Last year, global semiconductor company NXP Semiconductors introduced the Ucode DNA integrated circuit, a passive EPC Gen 2 ultrahigh-frequency RFID chip designed to prevent both eavesdropping and tag cloning. It provides cryptographic authentication at long read ranges (10 meters/30 feet or more), says Mahdi Mekic, NXP's marketing director for smart mobility solutions. The chip, which can be read via most standard UHF readers, transmits an encrypted message that changes with each read event and requires decryption of each message by utilizing a cryptographic key that is securely stored either in the reader device or on a back-end server. This prevents a tag from being read without authorization.

Photo: NXP Semiconductors

A tag that combines long-range contactless performance with cryptographic security for tag authentication was just what the Tönnjes Group, a global supplier of security license plates and vehicle registration and identification systems, required, says a spokesperson for the German company, which began using Ucode DNA in May 2015. "In order to prevent theft and misuse of license plates, we have to enable a reliable and tamperproof identification process," the company rep says.

Tönnjes uses the Ucode DNA chip in its license plate (IDePLATE ) and windshield label (IDeSTIX) vehicle identification systems. The chips are integrated into both during the production process, and contain a unique and unchangeable identification number. "Using the Ucode DNA, this number can be transmitted encrypted," the spokesperson says. "Authorized reading devices enable a reliable identification and secure verification."

The license plate technology becomes increasingly important as the number of applications using the plates rises, the spokesperson says. In addition to the original function of identifying cars for registration purposes, the license plates can now be used for a variety of applications, including traffic management, parking and access control.

The Ucode DNA chip "opens up new opportunities regarding applications based on our products," the spokesperson says. "We no longer have to choose between contactless performance and the need for secure verification. Additionally, it enables a privacy protection in full compliance with European Union regulations on data privacy."

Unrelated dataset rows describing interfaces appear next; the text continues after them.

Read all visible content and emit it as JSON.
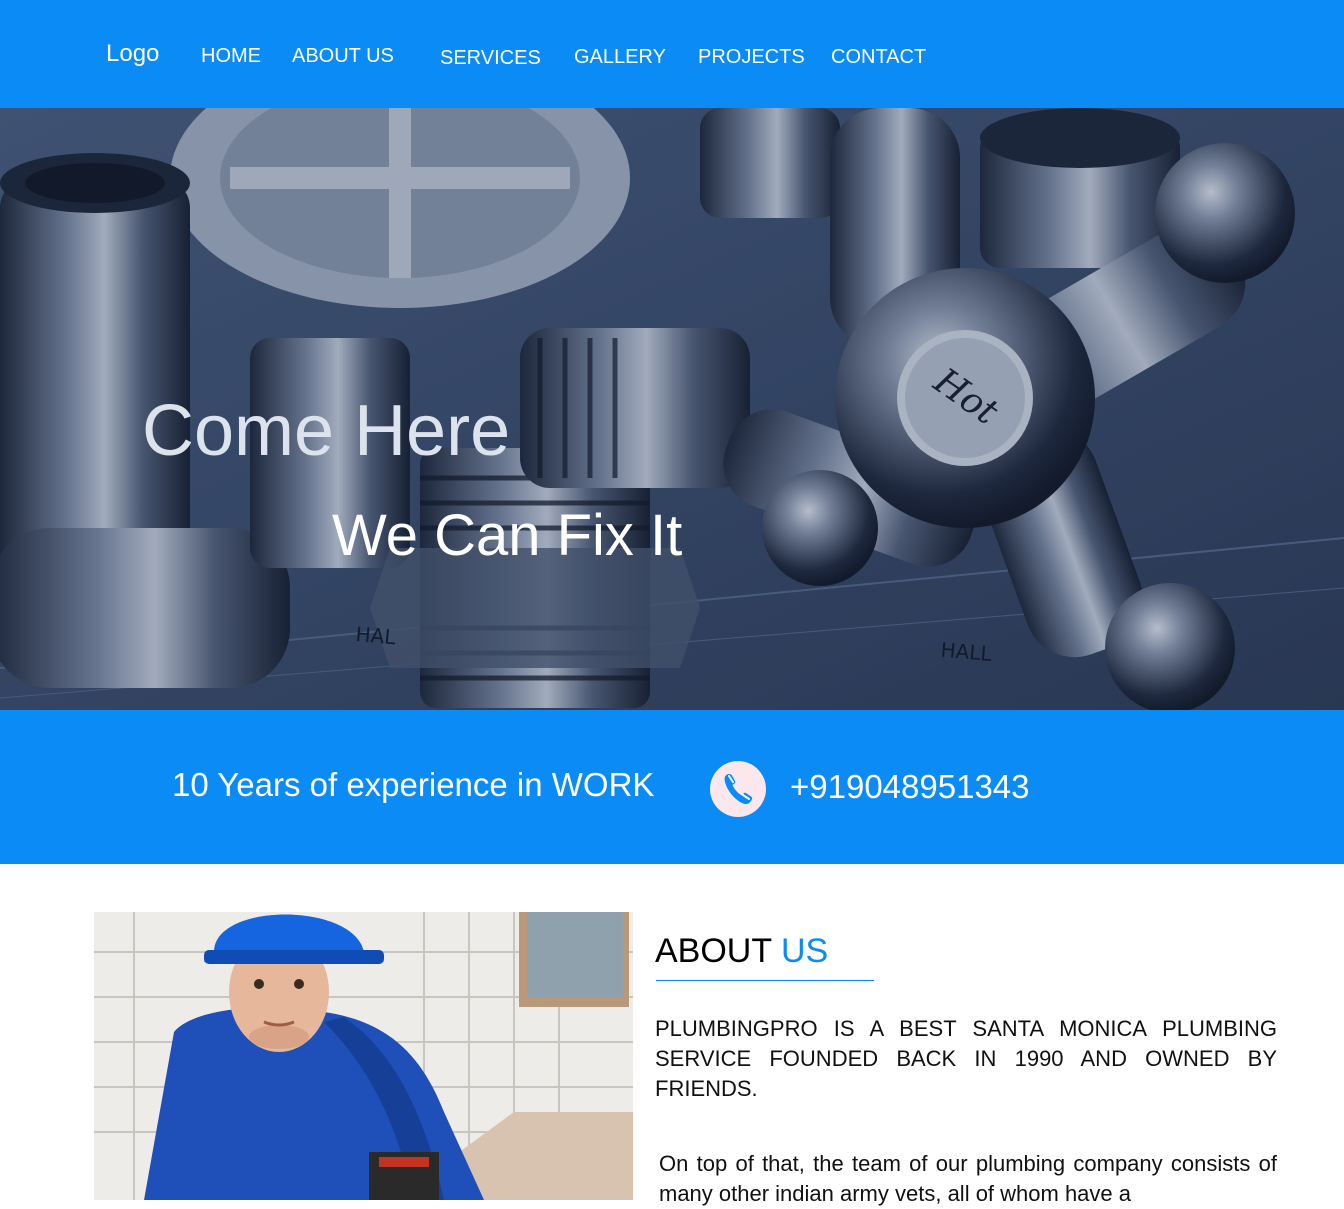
{
  "header": {
    "logo": "Logo",
    "nav": [
      {
        "label": "HOME"
      },
      {
        "label": "ABOUT US"
      },
      {
        "label": "SERVICES"
      },
      {
        "label": "GALLERY"
      },
      {
        "label": "PROJECTS"
      },
      {
        "label": "CONTACT"
      }
    ]
  },
  "hero": {
    "title": "Come Here",
    "subtitle": "We Can Fix It",
    "image_icon": "plumbing-fittings-photo"
  },
  "band": {
    "experience_text": "10 Years of experience in WORK",
    "phone_icon": "phone-icon",
    "phone_number": "+919048951343"
  },
  "about": {
    "heading_main": "ABOUT",
    "heading_accent": "US",
    "paragraph1": "PLUMBINGPRO IS A BEST SANTA MONICA PLUMBING SERVICE FOUNDED BACK IN 1990 AND OWNED BY FRIENDS.",
    "paragraph2": "On top of that, the team of our plumbing company consists of many other indian army vets, all of whom have a",
    "photo_icon": "plumber-photo"
  },
  "colors": {
    "brand_blue": "#0a8bf5",
    "hero_overlay": "#3b4e6c",
    "phone_circle": "#fbe7ec",
    "hero_title": "#dde3ec"
  }
}
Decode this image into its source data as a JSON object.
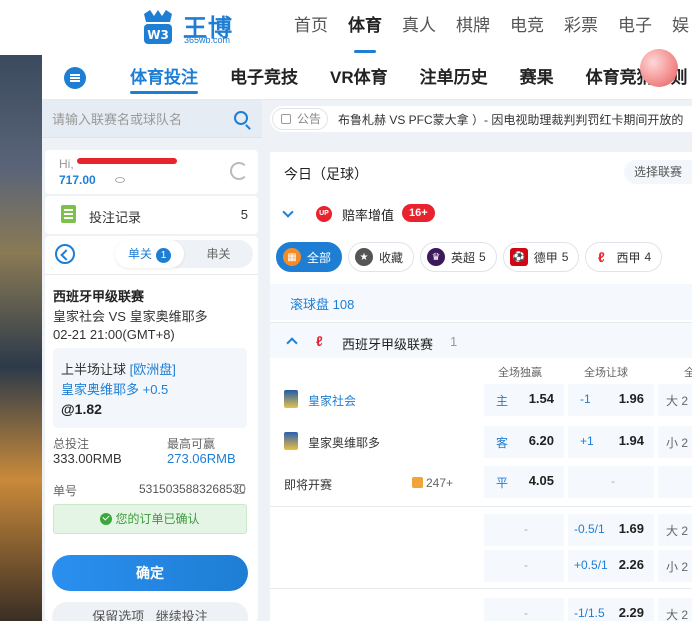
{
  "brand": {
    "name": "王博",
    "domain": "365wb.com",
    "color": "#1e7ed4"
  },
  "top_nav": [
    "首页",
    "体育",
    "真人",
    "棋牌",
    "电竞",
    "彩票",
    "电子",
    "娱"
  ],
  "top_nav_active": "体育",
  "sub_nav": [
    "体育投注",
    "电子竞技",
    "VR体育",
    "注单历史",
    "赛果",
    "体育竞猜规则"
  ],
  "sub_nav_active": "体育投注",
  "search": {
    "placeholder": "请输入联赛名或球队名"
  },
  "user": {
    "greeting": "Hi,",
    "balance": "717.00"
  },
  "bet_record": {
    "label": "投注记录",
    "count": "5"
  },
  "bet_type_tabs": {
    "single": "单关",
    "single_count": "1",
    "parlay": "串关"
  },
  "bet_slip": {
    "league": "西班牙甲级联赛",
    "teams": "皇家社会 VS 皇家奥维耶多",
    "time": "02-21 21:00(GMT+8)",
    "market": "上半场让球",
    "market_tag": "[欧洲盘]",
    "pick": "皇家奥维耶多 +0.5",
    "odds": "@1.82",
    "stake_label": "总投注",
    "stake_value": "333.00RMB",
    "win_label": "最高可赢",
    "win_value": "273.06RMB",
    "order_label": "单号",
    "order_value": "5315035883268530",
    "confirm_msg": "您的订单已确认",
    "confirm_button": "确定",
    "keep_button": "保留选项 继续投注"
  },
  "announcement": {
    "tag": "公告",
    "text": "布鲁札赫 VS PFC蒙大拿 ）- 因电视助理裁判判罚红卡期间开放的"
  },
  "market": {
    "today_title": "今日（足球）",
    "choose_league": "选择联赛",
    "boost_label": "赔率增值",
    "boost_badge": "16+",
    "filters": [
      {
        "label": "全部",
        "count": ""
      },
      {
        "label": "收藏",
        "count": ""
      },
      {
        "label": "英超",
        "count": "5"
      },
      {
        "label": "德甲",
        "count": "5"
      },
      {
        "label": "西甲",
        "count": "4"
      }
    ],
    "live_label": "滚球盘 108",
    "league_name": "西班牙甲级联赛",
    "league_count": "1",
    "col_heads": [
      "全场独赢",
      "全场让球",
      "全"
    ],
    "rows": [
      {
        "team": "皇家社会",
        "ml_label": "主",
        "ml_odds": "1.54",
        "hcp_label": "-1",
        "hcp_odds": "1.96",
        "total_label": "大 2"
      },
      {
        "team": "皇家奥维耶多",
        "ml_label": "客",
        "ml_odds": "6.20",
        "hcp_label": "+1",
        "hcp_odds": "1.94",
        "total_label": "小 2"
      },
      {
        "team": "即将开赛",
        "ml_label": "平",
        "ml_odds": "4.05",
        "hcp_label": "-",
        "hcp_odds": "",
        "total_label": "",
        "more": "247+"
      }
    ],
    "extra_rows": [
      {
        "hcp_label": "-0.5/1",
        "hcp_odds": "1.69",
        "total_label": "大 2"
      },
      {
        "hcp_label": "+0.5/1",
        "hcp_odds": "2.26",
        "total_label": "小 2"
      },
      {
        "hcp_label": "-1/1.5",
        "hcp_odds": "2.29",
        "total_label": "大 2"
      }
    ]
  }
}
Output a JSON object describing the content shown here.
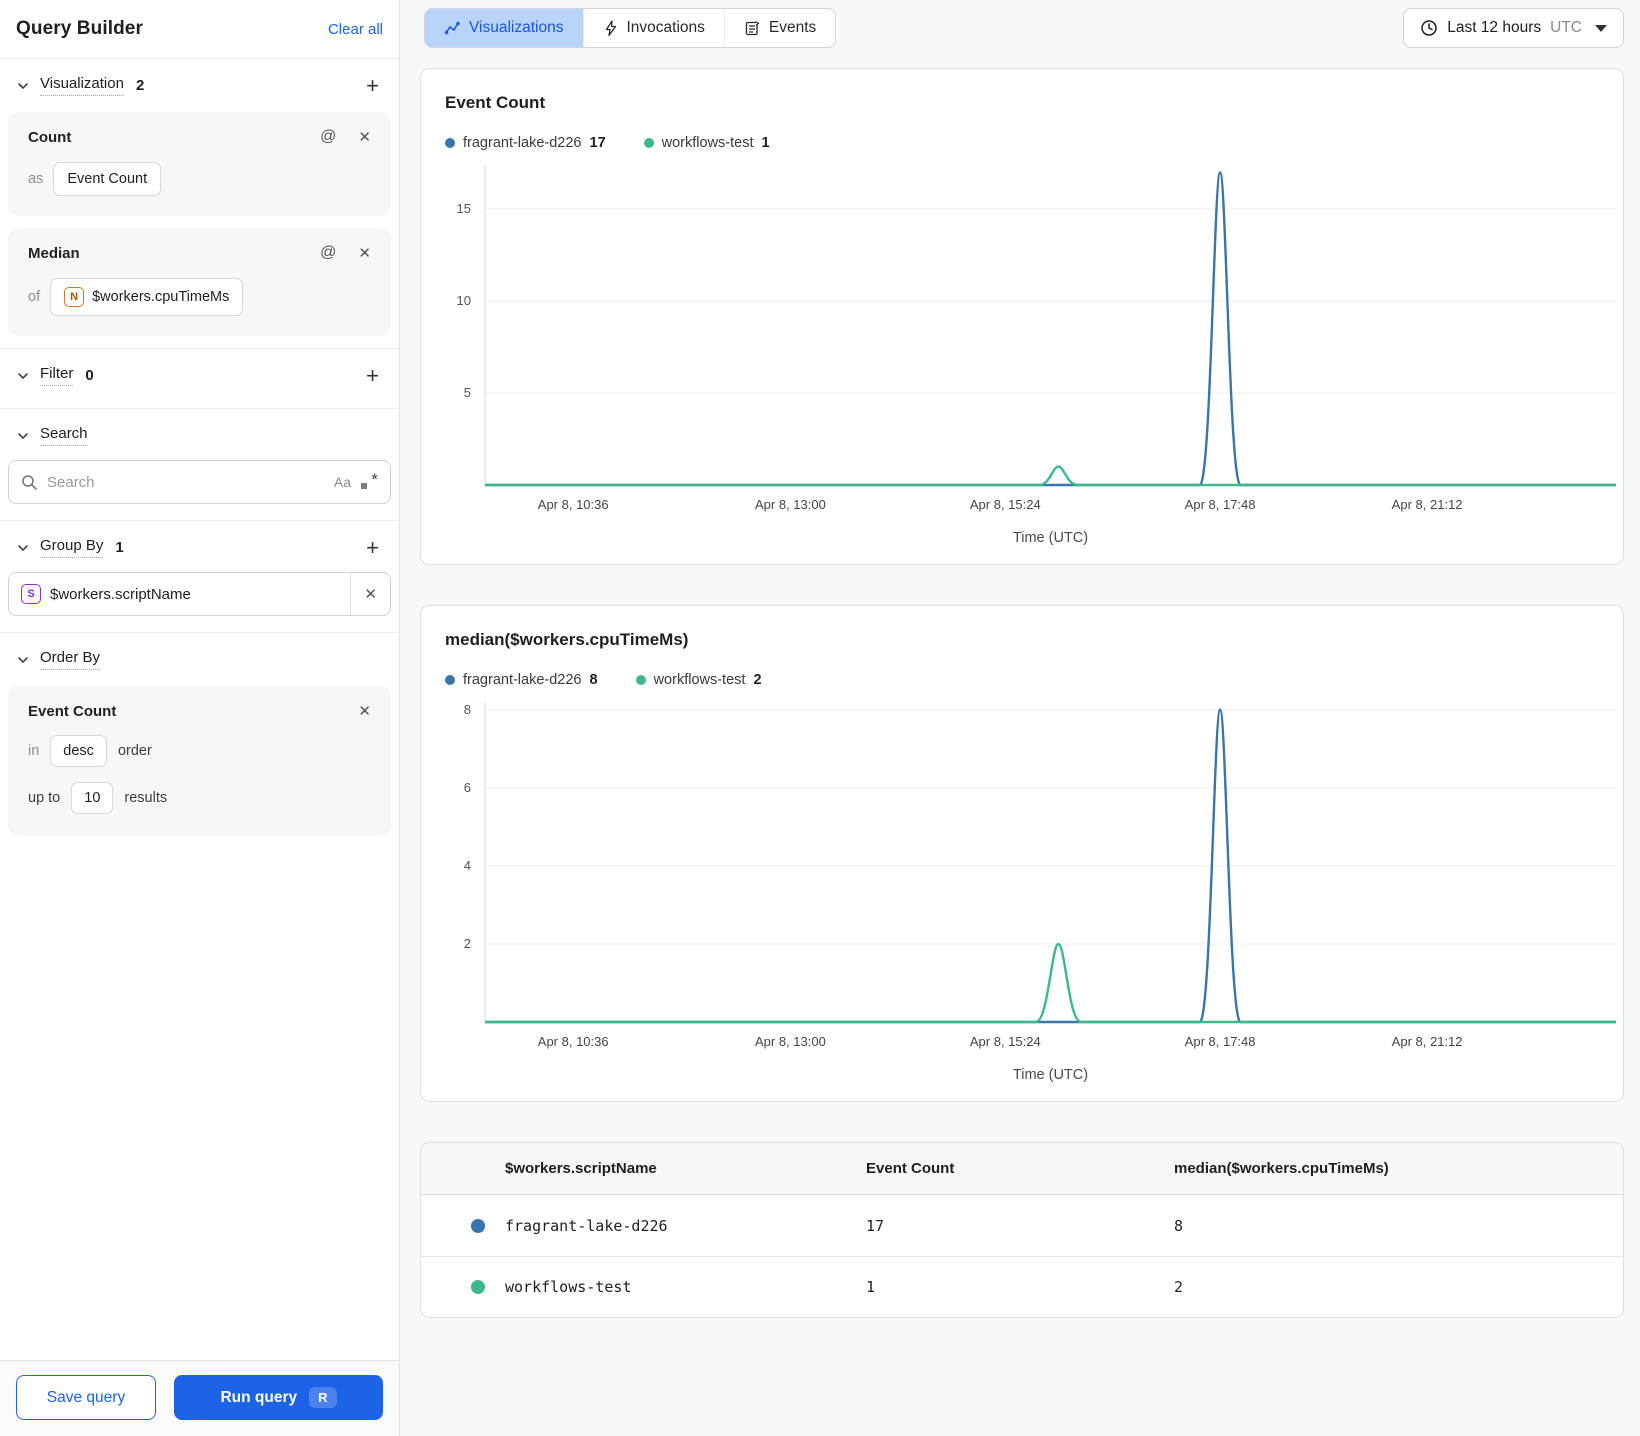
{
  "sidebar": {
    "title": "Query Builder",
    "clear_all": "Clear all",
    "sections": {
      "visualization": {
        "label": "Visualization",
        "count": "2"
      },
      "filter": {
        "label": "Filter",
        "count": "0"
      },
      "search": {
        "label": "Search"
      },
      "group_by": {
        "label": "Group By",
        "count": "1"
      },
      "order_by": {
        "label": "Order By"
      }
    },
    "visualizations": [
      {
        "title": "Count",
        "prefix": "as",
        "value": "Event Count"
      },
      {
        "title": "Median",
        "prefix": "of",
        "field_badge": "N",
        "value": "$workers.cpuTimeMs"
      }
    ],
    "search": {
      "placeholder": "Search",
      "case_toggle": "Aa"
    },
    "group_by_field": {
      "badge": "S",
      "value": "$workers.scriptName"
    },
    "order_by_card": {
      "title": "Event Count",
      "in_label": "in",
      "direction": "desc",
      "order_label": "order",
      "upto_label": "up to",
      "limit": "10",
      "results_label": "results"
    },
    "save_button": "Save query",
    "run_button": "Run query",
    "run_shortcut": "R"
  },
  "header": {
    "tabs": [
      {
        "label": "Visualizations",
        "active": true
      },
      {
        "label": "Invocations",
        "active": false
      },
      {
        "label": "Events",
        "active": false
      }
    ],
    "time_range": "Last 12 hours",
    "timezone": "UTC"
  },
  "chart_data": [
    {
      "type": "line",
      "title": "Event Count",
      "xlabel": "Time (UTC)",
      "ylim": [
        0,
        17.4
      ],
      "y_ticks": [
        5,
        10,
        15
      ],
      "x_ticks": [
        {
          "label": "Apr 8, 10:36",
          "f": 0.078
        },
        {
          "label": "Apr 8, 13:00",
          "f": 0.27
        },
        {
          "label": "Apr 8, 15:24",
          "f": 0.46
        },
        {
          "label": "Apr 8, 17:48",
          "f": 0.65
        },
        {
          "label": "Apr 8, 21:12",
          "f": 0.833
        }
      ],
      "series": [
        {
          "name": "fragrant-lake-d226",
          "total": "17",
          "color": "#3a74ad",
          "baseline_value": 0,
          "peaks": [
            {
              "time": "Apr 8, 17:48",
              "value": 17,
              "f": 0.65,
              "halfwidth": 0.018
            }
          ]
        },
        {
          "name": "workflows-test",
          "total": "1",
          "color": "#3cb98b",
          "baseline_value": 0,
          "peaks": [
            {
              "time": "Apr 8, 15:45",
              "value": 1,
              "f": 0.507,
              "halfwidth": 0.017
            }
          ]
        }
      ],
      "legend_position": "top",
      "grid": true
    },
    {
      "type": "line",
      "title": "median($workers.cpuTimeMs)",
      "xlabel": "Time (UTC)",
      "ylim": [
        0,
        8.2
      ],
      "y_ticks": [
        2,
        4,
        6,
        8
      ],
      "x_ticks": [
        {
          "label": "Apr 8, 10:36",
          "f": 0.078
        },
        {
          "label": "Apr 8, 13:00",
          "f": 0.27
        },
        {
          "label": "Apr 8, 15:24",
          "f": 0.46
        },
        {
          "label": "Apr 8, 17:48",
          "f": 0.65
        },
        {
          "label": "Apr 8, 21:12",
          "f": 0.833
        }
      ],
      "series": [
        {
          "name": "fragrant-lake-d226",
          "total": "8",
          "color": "#3a74ad",
          "baseline_value": 0,
          "peaks": [
            {
              "time": "Apr 8, 17:48",
              "value": 8,
              "f": 0.65,
              "halfwidth": 0.018
            }
          ]
        },
        {
          "name": "workflows-test",
          "total": "2",
          "color": "#3cb98b",
          "baseline_value": 0,
          "peaks": [
            {
              "time": "Apr 8, 15:45",
              "value": 2,
              "f": 0.507,
              "halfwidth": 0.02
            }
          ]
        }
      ],
      "legend_position": "top",
      "grid": true
    }
  ],
  "table": {
    "columns": [
      "$workers.scriptName",
      "Event Count",
      "median($workers.cpuTimeMs)"
    ],
    "rows": [
      {
        "dot_color": "#3a74ad",
        "name": "fragrant-lake-d226",
        "event_count": "17",
        "median": "8"
      },
      {
        "dot_color": "#3cb98b",
        "name": "workflows-test",
        "event_count": "1",
        "median": "2"
      }
    ]
  },
  "colors": {
    "accent_blue": "#1d63e8",
    "tab_active_bg": "#b9d3fb",
    "tab_active_text": "#1a56db",
    "series_blue": "#3a74ad",
    "series_green": "#3cb98b"
  }
}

Tönnjes Group uses the Ucode DNA chip in its license plate (IDePLATE) and windshield label (IDeSTIX) vehicle identification systems. (Photo: NXP Semiconductors)

"Many companies talk about secure RAIN UHF solutions and what they mean is a variety of low- to medium-level protection mechanisms such as passwords, proprietary protocols and encrypted user memory," Mekic says. What all these protection schemes have in common, he explains, is that they're based on static memory content that gets sent over RF waves between tag and reader.

"As such, these systems are susceptible to cloning and emulating," Mekic says. "With cryptographic authentication, which is the key capability of Ucode DNA, security is based on a high-level cryptographic scheme that uses crypto keys." These keys never get transmitted over the RF waves—they're used only within the chip for cryptographic calculations.

Government and business customers in North America, Europe, Southeast Asia, Africa and South America are using the chip for automatic vehicle identification and other applications, Mekic says. The chip can be integrated into cards or wearables to provide the convenience of hands-free access control while maintaining a high level of security, which is important in restricted areas of hospitals or factories. People with disabilities can use an RFID card to access public transportation. The Ucode DNA chip is also being used for secure asset tracking in the automotive, health care, and oil and gas industries.